Cold-weather running: Toronto experts weigh in
Psyching runners up for their next snowy dash
Winter running is an activity often reserved for dedicated athletes. For novices, a run through the snow and ice can seem intimidating, but there are ways to ensure your comfort and peace of mind so you can get out there and make the most of the season.
It all starts with the proper approach and equipment. Local experts and Forward With Design (FWD) are here to help prepare and motivate runners for their cold-weather dashes ahead.
With a positive attitude, the best gear and the right technique, winter running doesn’t have to be a pain. “The biggest barrier is getting out there in the cold and freezing for the first 10 to 15 minutes while you warm up,” says Michael Lin, head of the Toronto Running Rats, a group of marathoners that meets at Union Station year-round.
An all-season sport
A good chunk of training occurs in the winter in preparation for spring races. “The only thing that can truly prepare your body for running is running,” says Lauren Roberts, a registered physiotherapist and owner of The Running Physio.
Roberts says taking breaks for multiple months and then suddenly jumping back into running is a surefire way to get injured. “You’ll also limit your performance and speed,” she says. It’s important to keep moving throughout the year to maintain your strength and stamina: “Our ligaments, tendons, bones, muscles and connective tissue need to be continually stressed to stay strong.”
Water reigns supreme
Winter air is dry, so hydration is as important when it’s cold as when it’s hot, says Jay Glassman, founder and race director of the Toronto Marathon. Your distance and pace determine how much water you should drink, but he suggests 6 oz every 15 minutes.
This sleek 24-oz Protein Shaker Bottle is great for water and an after-run shake.
Dress for high performance
Due to lower speeds and higher effort, the effects of colder temperatures are not as extreme when you’re running.
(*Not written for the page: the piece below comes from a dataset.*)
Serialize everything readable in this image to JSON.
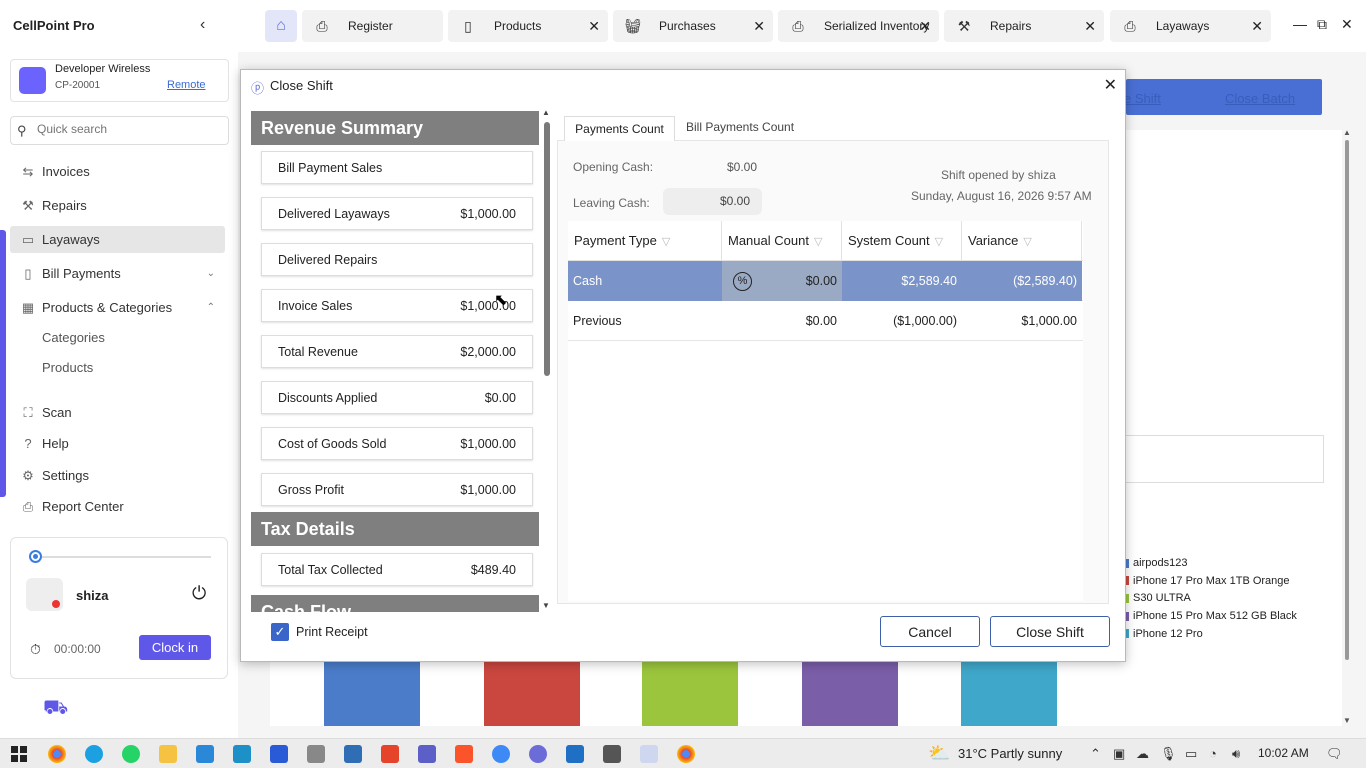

Most runners tend to overdress, says Lin, who advises dressing as if it’s 10 to 15 degrees above the actual temperature.
Wear layers so you can remove items if needed as you’ll warm up fast when running.
A middle layer should include a slightly fitted jacket to act as an insulator, such as this Men’s Seamless Midlayer Hoodie.
The top layer protects you from rain and falling snow, and should be lightweight and breathable, like this hooded Men’s BLNCD Aviate Stretch Packable Jacket.
Aside from adding and removing pieces, says Lin, a lot of thermal management can be done using zippers and jacket vents, too.
Keep your head, feet and hands covered while out. Wear a moisture-wicking toque or beanie and a neck warmer, or, if the cold air is uncomfortable to breathe, a face mask or a balaclava.
Eyewear can help keep wind, snow and ice out of your eyes. Lin suggests tinted sunglasses for bright conditions, and a clear or lightly tinted pair for cloudy days and night running.
Watch your step
Freshly fallen snow can hide potholes, cracks, raised curbs and ice. Shorten your stride, focus on your footing and slow down when rounding corners.
A pair of winter-specific running shoes can help improve traction. If the roads and trails are covered with ice, consider moving your training indoors.
Adjust your expectations
The first few times you run in the winter, you may feel sore as your body is adjusting to moving differently, says Roberts. Don’t expect to run at your regular pace when there’s snow on the ground.
Glassman recommends staying in your neighbourhood and carrying a cellphone, ID and money while on the move (check out this On the Go Hip Pack). And always ensure someone knows your route.
Though running may be a little harder when it’s cold, by the time warm weather arrives, you’ll have an extra spring in your step.